A Christmas Tale

It’s pitch blackness in places along the sea wall this evening and I'm momentarily startled by a small dog with orange flashing yuletide antlers along the way. I’m the only person crazy enough to be running and I know the route well enough to negotiate it in the dark, part of my Christmas exercise regime and a good way of relieving stress.

Why stress you might ask. After all, it is Christmas Day.

True but I’ve just spent over two hours assembling the giant Playmobil ‘Pony Farm’ set when most other fathers should be asleep in front of the television.



I was warned that the Playmobil ‘Pirate Ship’ had driven some fathers to drink or suicide and now I understand why. If your eyesight isn’t perfect or if you’ve had a few drinks with your Christmas lunch then it’s a challenge best left until Boxing day but not an option if you happen to have a nine year old daughter who wants it ready to take horses by tea time.
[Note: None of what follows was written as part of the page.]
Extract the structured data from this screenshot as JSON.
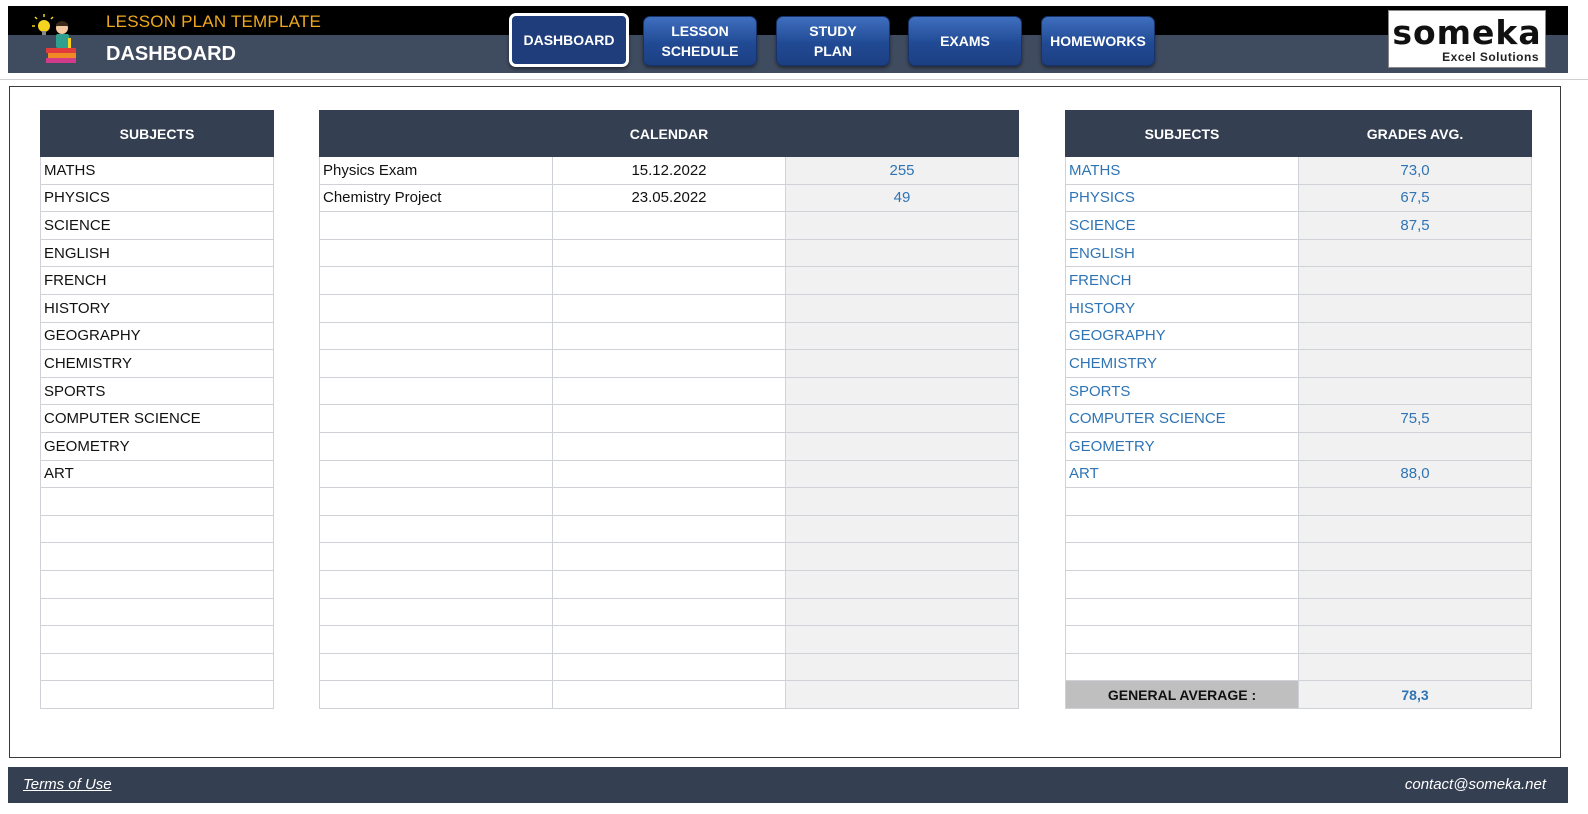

Perhaps I should stick to technology but then, the instruc…

An Ockham of Gatwick

The 13th century theologian and philosopher, William of Ockham, who once lived in his small Surrey village, not so very far from what is today, the wide concrete expanse of Gatwick airport is a frequently referenced source of intellectual reason. His contribution to modern culture was Ockham’s Razor, which cautions us when problem solving, that “The explanation requiring the fewest assumptions is most likely to be correct;” sound advice which constantly proves to be true.

A week further-on since Britain’s second busiest airport was bought to a complete standstill by two or perhaps two hundred different drone sightings, it is perhaps time to revisit William of Ockham’s maxim, rather than be led astray by an increasingly bizarre narrative, one which has led Surrey police up several blind alleys with little or nothing in the way of measurable results.

 Exploring the possibilities with a little help in reasoning from our medieval friar, we appear to have a choice of two different account…